▸ Assignment
If a line in the listing below includes the string "基础模块", pull it out.

▸ Data supplied
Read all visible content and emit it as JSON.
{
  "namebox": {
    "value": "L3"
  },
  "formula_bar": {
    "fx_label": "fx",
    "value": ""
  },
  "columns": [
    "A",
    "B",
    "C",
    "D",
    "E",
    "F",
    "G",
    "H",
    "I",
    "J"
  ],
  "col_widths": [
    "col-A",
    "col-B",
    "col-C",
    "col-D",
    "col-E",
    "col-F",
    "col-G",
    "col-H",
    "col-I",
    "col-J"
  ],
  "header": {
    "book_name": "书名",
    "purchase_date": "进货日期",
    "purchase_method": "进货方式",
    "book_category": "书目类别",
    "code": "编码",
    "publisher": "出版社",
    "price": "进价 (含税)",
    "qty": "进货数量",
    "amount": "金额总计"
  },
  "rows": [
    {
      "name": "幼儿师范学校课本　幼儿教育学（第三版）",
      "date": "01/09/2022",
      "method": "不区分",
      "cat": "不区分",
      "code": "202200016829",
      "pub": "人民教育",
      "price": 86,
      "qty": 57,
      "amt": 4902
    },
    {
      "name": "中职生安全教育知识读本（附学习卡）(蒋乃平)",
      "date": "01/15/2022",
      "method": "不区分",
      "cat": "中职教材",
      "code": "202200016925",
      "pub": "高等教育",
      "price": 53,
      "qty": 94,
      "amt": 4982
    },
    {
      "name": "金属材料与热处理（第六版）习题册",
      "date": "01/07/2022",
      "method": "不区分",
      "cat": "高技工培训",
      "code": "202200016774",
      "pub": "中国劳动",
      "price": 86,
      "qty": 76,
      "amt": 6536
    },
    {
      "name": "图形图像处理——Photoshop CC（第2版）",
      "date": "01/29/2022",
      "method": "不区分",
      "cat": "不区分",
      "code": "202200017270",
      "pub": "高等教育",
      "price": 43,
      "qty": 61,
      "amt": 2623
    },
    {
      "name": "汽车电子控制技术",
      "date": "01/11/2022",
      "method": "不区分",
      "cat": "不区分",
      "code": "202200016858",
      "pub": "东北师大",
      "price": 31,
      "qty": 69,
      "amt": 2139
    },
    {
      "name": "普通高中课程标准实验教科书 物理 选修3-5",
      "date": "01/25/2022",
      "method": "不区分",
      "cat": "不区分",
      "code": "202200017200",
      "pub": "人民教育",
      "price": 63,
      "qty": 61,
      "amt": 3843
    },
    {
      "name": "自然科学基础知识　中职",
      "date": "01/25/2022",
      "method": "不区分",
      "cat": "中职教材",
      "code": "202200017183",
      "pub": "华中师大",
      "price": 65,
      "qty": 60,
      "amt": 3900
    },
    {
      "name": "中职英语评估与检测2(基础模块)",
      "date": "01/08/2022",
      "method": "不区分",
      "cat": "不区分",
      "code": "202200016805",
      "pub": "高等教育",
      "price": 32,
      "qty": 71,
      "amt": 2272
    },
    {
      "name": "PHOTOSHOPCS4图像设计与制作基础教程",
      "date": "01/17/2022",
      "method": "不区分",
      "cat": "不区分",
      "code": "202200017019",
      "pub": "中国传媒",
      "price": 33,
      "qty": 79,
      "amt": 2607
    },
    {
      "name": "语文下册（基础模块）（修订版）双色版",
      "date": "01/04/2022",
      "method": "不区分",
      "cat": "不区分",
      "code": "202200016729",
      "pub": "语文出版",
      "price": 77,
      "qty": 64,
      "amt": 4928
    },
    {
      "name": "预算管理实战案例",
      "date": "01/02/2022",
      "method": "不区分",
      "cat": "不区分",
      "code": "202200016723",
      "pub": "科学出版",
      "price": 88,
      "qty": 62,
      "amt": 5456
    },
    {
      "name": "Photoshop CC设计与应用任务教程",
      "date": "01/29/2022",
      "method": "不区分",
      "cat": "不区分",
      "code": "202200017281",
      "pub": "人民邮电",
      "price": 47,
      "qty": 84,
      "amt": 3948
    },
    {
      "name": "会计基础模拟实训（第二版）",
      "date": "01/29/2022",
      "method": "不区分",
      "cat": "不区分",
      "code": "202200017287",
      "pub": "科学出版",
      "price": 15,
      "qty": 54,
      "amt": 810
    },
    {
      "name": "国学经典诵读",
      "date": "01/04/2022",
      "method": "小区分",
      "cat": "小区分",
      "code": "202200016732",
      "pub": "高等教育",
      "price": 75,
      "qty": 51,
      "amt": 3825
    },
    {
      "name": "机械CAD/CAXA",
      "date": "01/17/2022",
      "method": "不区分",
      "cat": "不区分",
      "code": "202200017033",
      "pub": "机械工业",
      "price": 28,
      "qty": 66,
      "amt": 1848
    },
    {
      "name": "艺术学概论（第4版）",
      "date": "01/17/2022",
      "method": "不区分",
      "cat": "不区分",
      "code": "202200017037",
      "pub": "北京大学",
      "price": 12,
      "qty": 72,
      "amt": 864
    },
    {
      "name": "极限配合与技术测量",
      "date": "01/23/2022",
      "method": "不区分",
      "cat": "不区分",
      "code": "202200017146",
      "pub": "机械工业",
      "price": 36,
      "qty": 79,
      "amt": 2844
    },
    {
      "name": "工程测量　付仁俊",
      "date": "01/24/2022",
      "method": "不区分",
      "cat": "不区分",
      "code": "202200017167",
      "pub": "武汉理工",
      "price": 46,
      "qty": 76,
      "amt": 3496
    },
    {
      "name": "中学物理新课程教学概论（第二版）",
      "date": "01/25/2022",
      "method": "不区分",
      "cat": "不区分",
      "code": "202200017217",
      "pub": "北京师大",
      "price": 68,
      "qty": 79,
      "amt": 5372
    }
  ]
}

▸ Finished exercise
      "name": "中职英语评估与检测2(基础模块)",
      "name": "语文下册（基础模块）（修订版）双色版",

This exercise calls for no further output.